The archaeology program at AUM and the Alabama Historical Commission continue the excavation of the archaeological remains of a mid-18th century French farmhouse at Fort Toulouse/Fort Jackson Historic Park near Wetumpka, Alabama. This building was located about 120 meters southwest of the second Fort Toulouse (A.D. 1749-1763).
During the summer of 2001, AUM student and volunteers from the greater Montgomery area spent 10 weeks unearthing some of the foundation trenches of an unusually large wooden frame structure measuring 32 feet on the one completely revealed side. Associated ceramic shreds, bottle glass, and iron nails and hardware indicate a mid-18th century date for the structure.
Excavations have not uncovered enough of the structure to determine features such as partitions, doors, or chimneys, but a possible gallery or porch is located on the north side of the house. The house was enclosed by a series of fences, some of which extent over 120 feet.
Available historic records suggest that about half of the French Colonial Marine garrison were married and lived outside of the fort in small farmsteads. Actual military duty demanded relatively little of a marine's time. Lowly paid and poorly provisioned, garrison members produced most of their food through cultivation of small fields and raising of livestock. Many traded with the nearby Indian community of Pakana for foodstuffs, ceramic vessels, and deerskins.
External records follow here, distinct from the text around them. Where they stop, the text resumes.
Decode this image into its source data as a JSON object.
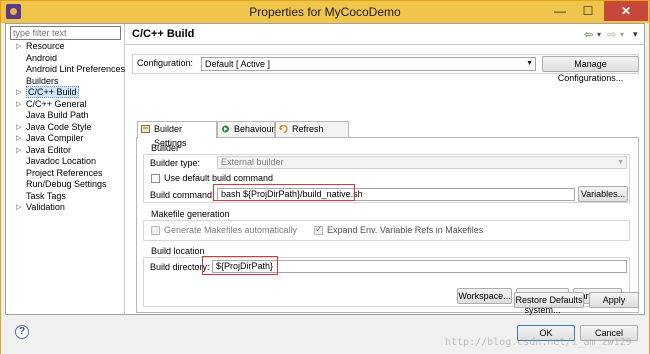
{
  "window": {
    "title": "Properties for MyCocoDemo",
    "buttons": {
      "minimize": "—",
      "maximize": "☐",
      "close": "✕"
    }
  },
  "sidebar": {
    "filter_placeholder": "type filter text",
    "items": [
      {
        "label": "Resource",
        "arrow": "▷"
      },
      {
        "label": "Android",
        "arrow": ""
      },
      {
        "label": "Android Lint Preferences",
        "arrow": ""
      },
      {
        "label": "Builders",
        "arrow": ""
      },
      {
        "label": "C/C++ Build",
        "arrow": "▷",
        "selected": true
      },
      {
        "label": "C/C++ General",
        "arrow": "▷"
      },
      {
        "label": "Java Build Path",
        "arrow": ""
      },
      {
        "label": "Java Code Style",
        "arrow": "▷"
      },
      {
        "label": "Java Compiler",
        "arrow": "▷"
      },
      {
        "label": "Java Editor",
        "arrow": "▷"
      },
      {
        "label": "Javadoc Location",
        "arrow": ""
      },
      {
        "label": "Project References",
        "arrow": ""
      },
      {
        "label": "Run/Debug Settings",
        "arrow": ""
      },
      {
        "label": "Task Tags",
        "arrow": ""
      },
      {
        "label": "Validation",
        "arrow": "▷"
      }
    ]
  },
  "header": {
    "title": "C/C++ Build",
    "nav": {
      "back": "⇦",
      "back_dd": "▾",
      "forward": "⇨",
      "forward_dd": "▾",
      "menu": "▾"
    }
  },
  "configuration": {
    "label": "Configuration:",
    "value": "Default  [ Active ]",
    "manage_button": "Manage Configurations..."
  },
  "tabs": [
    {
      "label": "Builder Settings",
      "active": true
    },
    {
      "label": "Behaviour",
      "active": false
    },
    {
      "label": "Refresh Policy",
      "active": false
    }
  ],
  "builder": {
    "group_title": "Builder",
    "type_label": "Builder type:",
    "type_value": "External builder",
    "use_default_label": "Use default build command",
    "use_default_checked": false,
    "command_label": "Build command:",
    "command_value": "bash ${ProjDirPath}/build_native.sh",
    "variables_button": "Variables..."
  },
  "makefile": {
    "group_title": "Makefile generation",
    "generate_label": "Generate Makefiles automatically",
    "generate_checked": false,
    "expand_label": "Expand Env. Variable Refs in Makefiles",
    "expand_checked": true
  },
  "location": {
    "group_title": "Build location",
    "directory_label": "Build directory:",
    "directory_value": "${ProjDirPath}",
    "workspace_button": "Workspace...",
    "filesystem_button": "File system...",
    "variables_button": "Variables..."
  },
  "actions": {
    "restore_defaults": "Restore Defaults",
    "apply": "Apply",
    "ok": "OK",
    "cancel": "Cancel"
  },
  "help_icon": "?",
  "watermark": "http://blog.csdn.net/i_am_zw129",
  "colors": {
    "titlebar": "#f0c54c",
    "highlight": "#d23a3a",
    "selection": "#cde5f7"
  }
}
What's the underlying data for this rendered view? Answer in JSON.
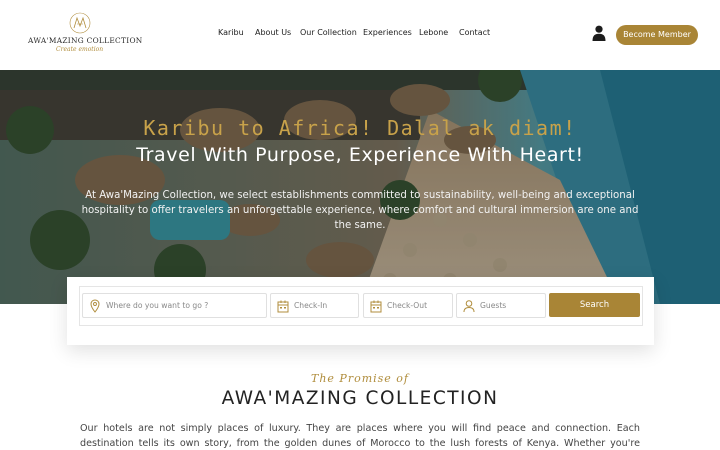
{
  "brand": {
    "name": "AWA'MAZING COLLECTION",
    "tagline": "Create emotion",
    "accent_color": "#a98536"
  },
  "nav": {
    "items": [
      "Karibu",
      "About Us",
      "Our Collection",
      "Experiences",
      "Lebone",
      "Contact"
    ],
    "user_icon": "user-icon",
    "cta_label": "Become Member"
  },
  "hero": {
    "greeting": "Karibu to Africa! Dalal ak diam!",
    "title": "Travel With Purpose, Experience With Heart!",
    "description": "At Awa'Mazing Collection, we select establishments committed to sustainability, well-being and exceptional hospitality to offer travelers an unforgettable experience, where comfort and cultural immersion are one and the same."
  },
  "search": {
    "destination_placeholder": "Where do you want to go ?",
    "checkin_placeholder": "Check-In",
    "checkout_placeholder": "Check-Out",
    "guests_placeholder": "Guests",
    "button_label": "Search",
    "icons": [
      "location-pin-icon",
      "calendar-icon",
      "calendar-icon",
      "user-icon"
    ]
  },
  "promise": {
    "script": "The Promise of",
    "title": "AWA'MAZING COLLECTION",
    "body": "Our hotels are not simply places of luxury. They are places where you will find peace and connection. Each destination tells its own story, from the golden dunes of Morocco to the lush forests of Kenya. Whether you're sipping tea under a centuries-old tree,"
  }
}
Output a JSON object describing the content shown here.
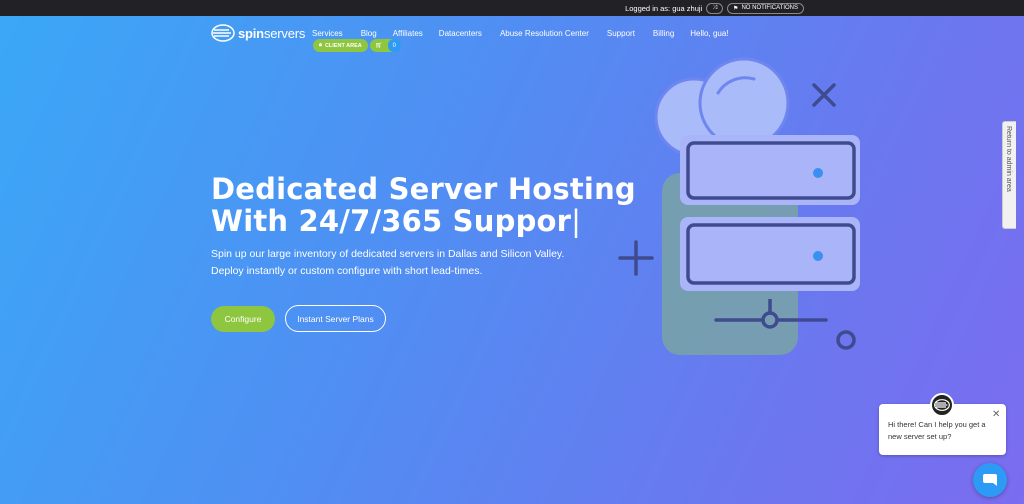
{
  "topbar": {
    "logged_in_text": "Logged in as: gua zhuji",
    "notifications_label": "NO NOTIFICATIONS"
  },
  "logo": {
    "bold": "spin",
    "thin": "servers"
  },
  "nav": {
    "items": [
      "Services",
      "Blog",
      "Affiliates",
      "Datacenters",
      "Abuse Resolution Center",
      "Support",
      "Billing",
      "Hello, gua!"
    ]
  },
  "client_area": {
    "label": "CLIENT AREA"
  },
  "cart": {
    "count": "0"
  },
  "hero": {
    "title_line1": "Dedicated Server Hosting",
    "title_line2": "With 24/7/365 Suppor",
    "cursor": "|",
    "subtitle_line1": "Spin up our large inventory of dedicated servers in Dallas and Silicon Valley.",
    "subtitle_line2": "Deploy instantly or custom configure with short lead-times.",
    "configure_label": "Configure",
    "plans_label": "Instant Server Plans"
  },
  "admin_tab": {
    "label": "Return to admin area"
  },
  "chat": {
    "message": "Hi there! Can I help you get a new server set up?"
  },
  "colors": {
    "accent_green": "#8ec63f",
    "accent_blue": "#2d9af5",
    "illustration_stroke": "#3f4b8f",
    "server_fill": "#aab4f8",
    "cloud_fill": "#a9bbf9",
    "panel_fill": "#79a3a6"
  }
}
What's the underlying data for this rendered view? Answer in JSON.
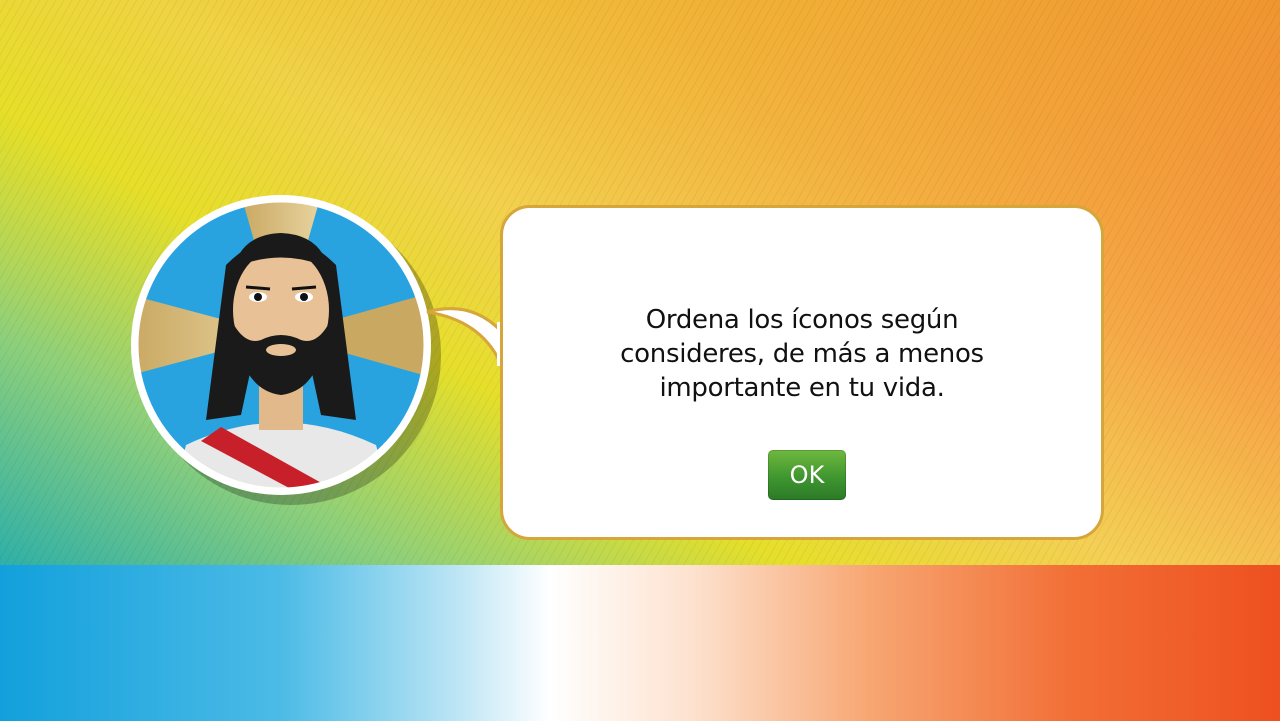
{
  "dialog": {
    "message_line1": "Ordena los íconos según",
    "message_line2": "consideres, de más a menos",
    "message_line3": "importante en tu vida.",
    "ok_label": "OK"
  },
  "avatar": {
    "icon": "jesus-avatar-icon"
  },
  "colors": {
    "bubble_border": "#d6a63a",
    "ok_button": "#3f9630",
    "avatar_background": "#29a3e0",
    "sash": "#c8202a"
  }
}
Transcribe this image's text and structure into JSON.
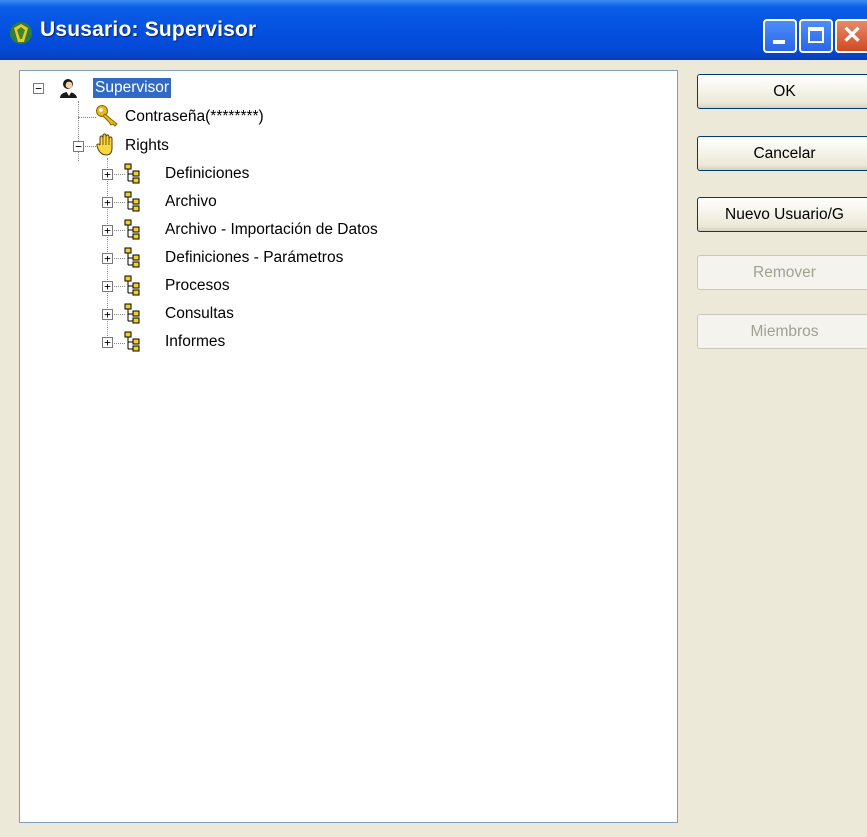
{
  "window": {
    "title": "Ususario: Supervisor"
  },
  "tree": {
    "root_label": "Supervisor",
    "password_label": "Contraseña(********)",
    "rights_label": "Rights",
    "rights_children": [
      {
        "label": "Definiciones"
      },
      {
        "label": "Archivo"
      },
      {
        "label": "Archivo - Importación de Datos"
      },
      {
        "label": "Definiciones - Parámetros"
      },
      {
        "label": "Procesos"
      },
      {
        "label": "Consultas"
      },
      {
        "label": "Informes"
      }
    ]
  },
  "buttons": {
    "ok": "OK",
    "cancel": "Cancelar",
    "new_user": "Nuevo Usuario/G",
    "remove": "Remover",
    "members": "Miembros"
  },
  "colors": {
    "titlebar": "#0550e0",
    "selection": "#316ac5",
    "background": "#ece9d8"
  }
}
The reconstruction of Fort Toulouse was Alabama's official Bicentennial Project. Archaeological excavations of the fort and enclosed buildings began in 1972 and continued until 1984. A replica of the second Fort Toulouse (1749-1763) was built on the eastern side of the park. Little is known of the life of the ordinary French Marine outside of his official activities within Fort Toulouse, hence the present excavations of the farmstead.